balance_transactions.id columns. Each balance transaction item returned is a refund, displaying the charge ID and amount. Only balance transactions created after a certain date are returned.
select date_format(date_trunc('day', balance_transactions.created), '%m-%d-%Y') as day, balance_transactions.source_id, refunds.charge_id, balance_transactions.amount, from balance_transactions inner join refunds on refunds.balance_transaction_id=balance_transactions.id where balance_transactions.type = 'refund' order by day desc limit 5
Partial capture refunds
Using auth and capture and capturing only some of the authorized amount creates both a charge and a refund. An authorized charge creates a
charge and an associated balance transaction for the full amount. After a partial capture is complete, the uncaptured amount is released and a
refund is created with a
reason field of
partial_capture along with an associated balance transaction.
For example, authorizing a 10 USD charge but only capturing 7 USD creates a
charge for 10 USD. This also creates a
refund with the reason
partial_capture for the remaining 3 USD.
Take this into account if your business is performing auth and capture charges as you’re creating reports to review customer refund rates. Without consideration, auth and capture can misrepresent the number of refunds on your account. Use the refund’s
reason field to filter out partial capture refunds when retrieving payment information.
select balance_transactions.id, balance_transactions.amount from balance_transactions inner join refunds on refunds.id=balance_transactions.source_id where reason != 'partial_capture' limit 5
disputes table contains data about all disputes on your account. Each row represents a Dispute object, which is created when a charge is disputed. Each dispute also includes any available data about dispute evidence that’s been submitted.
The following example provides some preliminary information about the five most recent lost disputes.
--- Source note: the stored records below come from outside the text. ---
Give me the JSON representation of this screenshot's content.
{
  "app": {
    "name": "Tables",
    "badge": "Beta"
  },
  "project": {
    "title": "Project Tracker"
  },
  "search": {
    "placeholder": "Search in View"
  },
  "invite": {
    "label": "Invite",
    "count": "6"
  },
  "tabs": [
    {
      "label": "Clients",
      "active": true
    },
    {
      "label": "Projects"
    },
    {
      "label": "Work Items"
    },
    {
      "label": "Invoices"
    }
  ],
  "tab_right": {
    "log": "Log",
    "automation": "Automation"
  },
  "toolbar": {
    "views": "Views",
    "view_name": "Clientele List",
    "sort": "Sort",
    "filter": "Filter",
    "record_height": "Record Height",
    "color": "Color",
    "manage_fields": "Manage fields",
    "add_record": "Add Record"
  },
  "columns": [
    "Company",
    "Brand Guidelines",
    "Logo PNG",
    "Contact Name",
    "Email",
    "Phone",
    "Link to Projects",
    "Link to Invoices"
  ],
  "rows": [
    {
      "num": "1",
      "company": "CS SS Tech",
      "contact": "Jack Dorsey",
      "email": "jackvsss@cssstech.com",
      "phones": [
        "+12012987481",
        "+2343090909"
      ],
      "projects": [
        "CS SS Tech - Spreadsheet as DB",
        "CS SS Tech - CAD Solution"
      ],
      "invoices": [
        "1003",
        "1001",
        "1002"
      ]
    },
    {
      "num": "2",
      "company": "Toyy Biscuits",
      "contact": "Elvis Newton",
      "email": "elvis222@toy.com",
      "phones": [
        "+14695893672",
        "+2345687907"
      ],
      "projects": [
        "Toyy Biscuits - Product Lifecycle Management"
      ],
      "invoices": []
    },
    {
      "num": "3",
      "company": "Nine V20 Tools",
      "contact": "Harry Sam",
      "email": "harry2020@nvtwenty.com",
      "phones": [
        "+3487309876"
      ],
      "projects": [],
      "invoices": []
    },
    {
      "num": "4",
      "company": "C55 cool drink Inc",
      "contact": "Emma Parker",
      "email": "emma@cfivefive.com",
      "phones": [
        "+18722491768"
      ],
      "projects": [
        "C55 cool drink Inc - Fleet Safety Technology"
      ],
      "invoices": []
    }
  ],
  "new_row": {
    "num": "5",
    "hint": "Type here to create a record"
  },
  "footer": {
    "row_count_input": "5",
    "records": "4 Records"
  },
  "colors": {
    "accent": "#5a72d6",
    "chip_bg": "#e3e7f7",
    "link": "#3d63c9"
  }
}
It joins the
charges tables together using the
charges.id columns. Along with a dispute ID, each row contains an associated charge ID, the amount, and the outcome of the ZIP and CVC checks.
select date_format(date_trunc('day', disputes.created), '%m-%d-%Y') as day, disputes.id, disputes.charge_id, disputes.amount, charges.card_address_zip_check as zip, charges.card_cvc_check as cvc from disputes inner join charges on charges.id=disputes.charge_id where disputes.status = 'lost' and disputes.reason = 'fraudulent' order by day desc limit 5
Using Sigma or Data Pipeline to create reports about your disputes can help you identify fraudulent payments, which you can prevent by using Radar.
Transfers and payouts
transfers table contains data about payouts made from your Stripe balance to your bank account. You can use this table to reconcile each payout with the specific charges, refunds, and adjustments that comprise it, as long as you’re using automatic payouts.
For Connect platforms, this table also includes data about transfers of funds to connected Stripe accounts.
If you’re performing payouts manually, the amount in each payout to your bank account is arbitrary. As such, you can’t reconcile it to specific balance transactions and it only reflects the amount you requested to pay out to your bank account.
The following example joins the
transfers tables together. It returns a list of charges and refunds, the payout they relate to, and the date that the payout is scheduled to arrive into your bank account.
select date_format(date_trunc('day', balance_transactions.created), '%m-%d-%Y') as bt_created, balance_transactions.source_id, balance_transactions.type, balance_transactions.net as net_amount, balance_transactions.automatic_transfer_id as transfer_id, date_format(date_trunc('day', transfers.date), '%m-%d-%Y') as transfer_date from balance_transactions inner join transfers on balance_transactions.automatic_transfer_id=transfers.id where balance_transactions.type = 'charge' and balance_transactions.type != 'refund' order by bt_created desc limit 5
You can reverse a manually created payout (or transfer to a connected Stripe account) if it hasn’t been paid out yet by using funds returned to the available balance in your account. These are represented as Transfer_reversal objects and reside in the
Transfer reversals only apply to payouts and transfers that have been created manually—you can’t reverse automatic payouts.